According to The New York Post, Sports Illustrated swimsuit model Brooks Nader was followed for around five hours in New York City by a stalker who slipped an Apple AirTag into her coat pocket.
The 26-year-old had no idea the device was even on her person and was only alerted to its presence by a push notification on her iPhone, informing her that an “unknown accessory” had been detected and was moving with her.
Apple launched the AirTag for $29 USD ($39 CAD) in April of last year as a tracking device to help customers locate items using the company’s Find My network, which boasts over 1 billion Apple devices globally.
It is no stretch to imagine how functionality like that could be used maliciously by bad actors. There have been multiple reports of AirTags being used to stalk individuals and even mark and track cars for theft. Last month, a Dodge Charger owner in Detroit was notified of an AirTag in his car by his iPhone.
Nader later recounted the events to her 828,000 followers on Instagram.
“This ‘device’ followed me for the last five hours to every location and [it belonged to] no one in my ‘network.’ It also wasn’t a phone or tablet, it was an ‘item,'” she explained. “I want this to be a PSA to all my ladies to please please check your belongings.”
Apple, however, actively works to prevent AirTags from being used to track people without their consent, as notifications inform users of unknown devices following them.
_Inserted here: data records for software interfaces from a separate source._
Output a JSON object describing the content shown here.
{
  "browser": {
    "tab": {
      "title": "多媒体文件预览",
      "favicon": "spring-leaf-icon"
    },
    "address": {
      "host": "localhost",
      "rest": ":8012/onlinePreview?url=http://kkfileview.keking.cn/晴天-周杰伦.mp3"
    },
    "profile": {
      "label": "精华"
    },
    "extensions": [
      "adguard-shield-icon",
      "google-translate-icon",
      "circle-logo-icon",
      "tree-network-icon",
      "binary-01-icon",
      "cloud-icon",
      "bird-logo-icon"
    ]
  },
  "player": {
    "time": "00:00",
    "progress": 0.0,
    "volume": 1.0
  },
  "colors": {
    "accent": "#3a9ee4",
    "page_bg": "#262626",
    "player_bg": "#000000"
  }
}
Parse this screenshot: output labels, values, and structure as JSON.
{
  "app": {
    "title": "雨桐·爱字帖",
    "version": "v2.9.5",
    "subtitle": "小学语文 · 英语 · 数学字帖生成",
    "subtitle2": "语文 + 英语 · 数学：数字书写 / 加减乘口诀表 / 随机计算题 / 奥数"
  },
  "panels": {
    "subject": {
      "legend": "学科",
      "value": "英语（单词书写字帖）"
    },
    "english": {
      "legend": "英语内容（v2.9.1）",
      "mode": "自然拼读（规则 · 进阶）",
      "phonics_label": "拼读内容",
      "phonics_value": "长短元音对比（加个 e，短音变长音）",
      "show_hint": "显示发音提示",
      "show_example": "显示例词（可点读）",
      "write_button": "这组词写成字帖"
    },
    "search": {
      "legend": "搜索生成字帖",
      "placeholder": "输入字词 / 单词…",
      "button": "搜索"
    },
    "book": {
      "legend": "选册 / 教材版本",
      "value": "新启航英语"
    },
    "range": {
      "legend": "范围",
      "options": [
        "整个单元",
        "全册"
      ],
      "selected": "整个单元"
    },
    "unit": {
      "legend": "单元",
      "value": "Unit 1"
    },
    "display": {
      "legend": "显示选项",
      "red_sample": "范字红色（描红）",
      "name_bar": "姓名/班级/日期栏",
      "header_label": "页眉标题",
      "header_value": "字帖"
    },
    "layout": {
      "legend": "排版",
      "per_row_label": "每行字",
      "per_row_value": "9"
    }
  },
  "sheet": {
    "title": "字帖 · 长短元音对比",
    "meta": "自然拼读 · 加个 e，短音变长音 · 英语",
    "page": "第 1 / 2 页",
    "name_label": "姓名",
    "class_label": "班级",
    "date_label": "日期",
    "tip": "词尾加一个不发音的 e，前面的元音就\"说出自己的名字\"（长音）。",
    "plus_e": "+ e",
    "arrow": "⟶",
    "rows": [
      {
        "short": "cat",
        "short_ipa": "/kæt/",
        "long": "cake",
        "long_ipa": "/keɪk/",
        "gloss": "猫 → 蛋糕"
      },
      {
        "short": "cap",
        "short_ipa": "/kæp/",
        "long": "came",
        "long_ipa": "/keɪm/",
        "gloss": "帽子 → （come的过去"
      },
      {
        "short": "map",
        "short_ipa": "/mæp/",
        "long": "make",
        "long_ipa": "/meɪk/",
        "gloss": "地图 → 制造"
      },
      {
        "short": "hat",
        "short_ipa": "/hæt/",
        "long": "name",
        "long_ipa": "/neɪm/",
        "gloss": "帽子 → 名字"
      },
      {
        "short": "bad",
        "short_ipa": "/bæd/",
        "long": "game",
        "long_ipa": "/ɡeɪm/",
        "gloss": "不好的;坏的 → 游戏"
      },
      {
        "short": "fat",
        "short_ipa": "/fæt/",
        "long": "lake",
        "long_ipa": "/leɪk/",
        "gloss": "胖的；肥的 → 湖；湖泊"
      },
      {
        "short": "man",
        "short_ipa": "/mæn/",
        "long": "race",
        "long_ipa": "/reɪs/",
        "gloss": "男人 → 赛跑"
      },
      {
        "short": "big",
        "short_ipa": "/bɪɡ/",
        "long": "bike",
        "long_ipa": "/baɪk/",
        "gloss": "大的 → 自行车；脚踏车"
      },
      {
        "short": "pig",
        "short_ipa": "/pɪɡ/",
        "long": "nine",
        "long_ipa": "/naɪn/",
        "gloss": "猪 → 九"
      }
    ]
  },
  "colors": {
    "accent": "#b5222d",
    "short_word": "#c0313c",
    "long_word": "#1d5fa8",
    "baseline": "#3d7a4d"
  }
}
The iPhone maker in December even launched an Android app to locate and notify users of unknown AirTags in their vicinity.
“We take customer safety very seriously and are committed to AirTag’s privacy and security,” an Apple spokesperson told The New York Post.
“AirTag is designed with a set of proactive features to discourage unwanted tracking — a first in the industry — and the Find My network includes a smart, tunable system with deterrents that applies to AirTag, as well as third-party products as part of the Find My network accessory program,” said the Apple spokesperson.